___ Given records ___

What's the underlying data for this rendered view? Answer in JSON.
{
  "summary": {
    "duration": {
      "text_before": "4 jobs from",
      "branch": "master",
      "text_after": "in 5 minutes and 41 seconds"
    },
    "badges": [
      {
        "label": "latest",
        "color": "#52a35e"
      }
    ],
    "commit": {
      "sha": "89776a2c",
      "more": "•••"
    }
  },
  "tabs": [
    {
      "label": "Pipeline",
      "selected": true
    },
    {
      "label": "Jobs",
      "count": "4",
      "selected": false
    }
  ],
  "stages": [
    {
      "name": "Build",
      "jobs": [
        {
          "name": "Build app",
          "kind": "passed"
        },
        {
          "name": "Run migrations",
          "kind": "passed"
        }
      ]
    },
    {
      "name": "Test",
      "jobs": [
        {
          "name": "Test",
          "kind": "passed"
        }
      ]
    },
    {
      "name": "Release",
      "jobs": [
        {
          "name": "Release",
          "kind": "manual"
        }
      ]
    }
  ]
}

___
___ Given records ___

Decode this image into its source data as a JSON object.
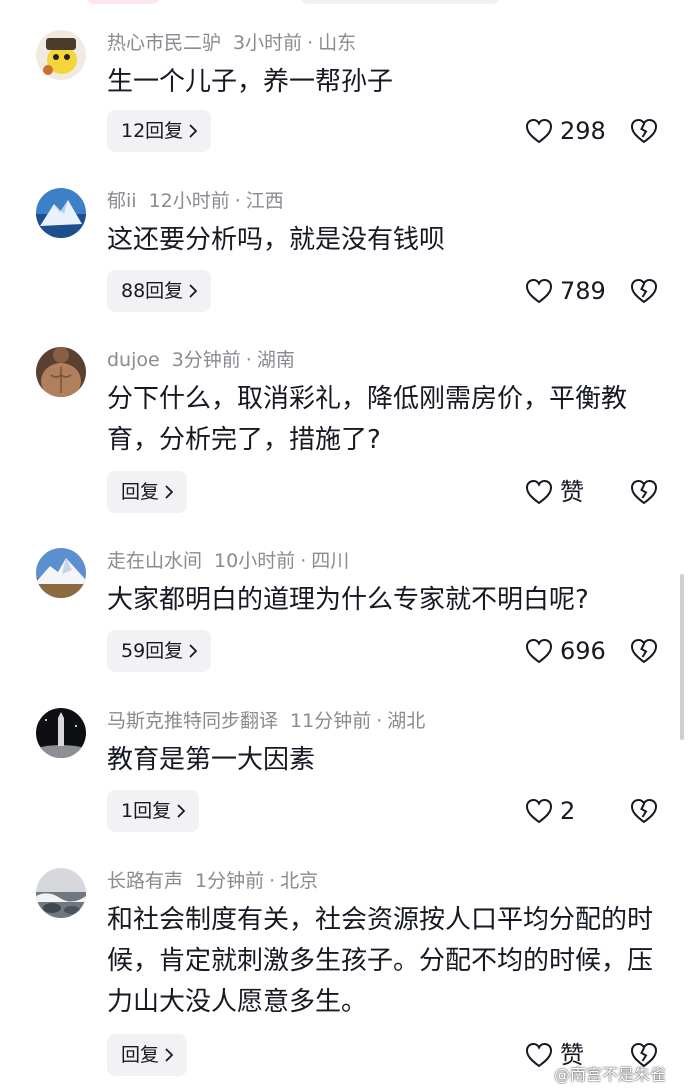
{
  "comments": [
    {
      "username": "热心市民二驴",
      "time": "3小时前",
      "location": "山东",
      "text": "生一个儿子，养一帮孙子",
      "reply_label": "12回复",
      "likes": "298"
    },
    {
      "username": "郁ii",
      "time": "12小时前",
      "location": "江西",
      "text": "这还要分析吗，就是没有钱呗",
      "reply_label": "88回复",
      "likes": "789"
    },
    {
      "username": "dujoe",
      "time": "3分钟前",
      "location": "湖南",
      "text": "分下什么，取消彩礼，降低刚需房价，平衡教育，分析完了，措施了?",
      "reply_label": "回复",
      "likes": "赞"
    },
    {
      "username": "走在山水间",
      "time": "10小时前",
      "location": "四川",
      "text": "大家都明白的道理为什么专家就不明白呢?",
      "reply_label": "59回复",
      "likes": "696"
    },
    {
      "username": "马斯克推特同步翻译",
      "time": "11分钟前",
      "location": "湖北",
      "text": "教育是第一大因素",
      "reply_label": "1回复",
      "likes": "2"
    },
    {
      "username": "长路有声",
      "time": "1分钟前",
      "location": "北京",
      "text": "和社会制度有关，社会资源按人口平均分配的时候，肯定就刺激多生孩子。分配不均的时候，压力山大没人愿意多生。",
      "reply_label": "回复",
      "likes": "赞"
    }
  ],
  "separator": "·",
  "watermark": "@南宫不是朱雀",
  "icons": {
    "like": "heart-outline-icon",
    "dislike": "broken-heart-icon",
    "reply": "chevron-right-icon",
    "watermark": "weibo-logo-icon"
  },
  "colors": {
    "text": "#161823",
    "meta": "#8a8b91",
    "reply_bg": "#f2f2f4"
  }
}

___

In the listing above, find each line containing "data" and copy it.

What's the underlying data for this rendered view? Answer in JSON.
Decode this image into its source data as a JSON object.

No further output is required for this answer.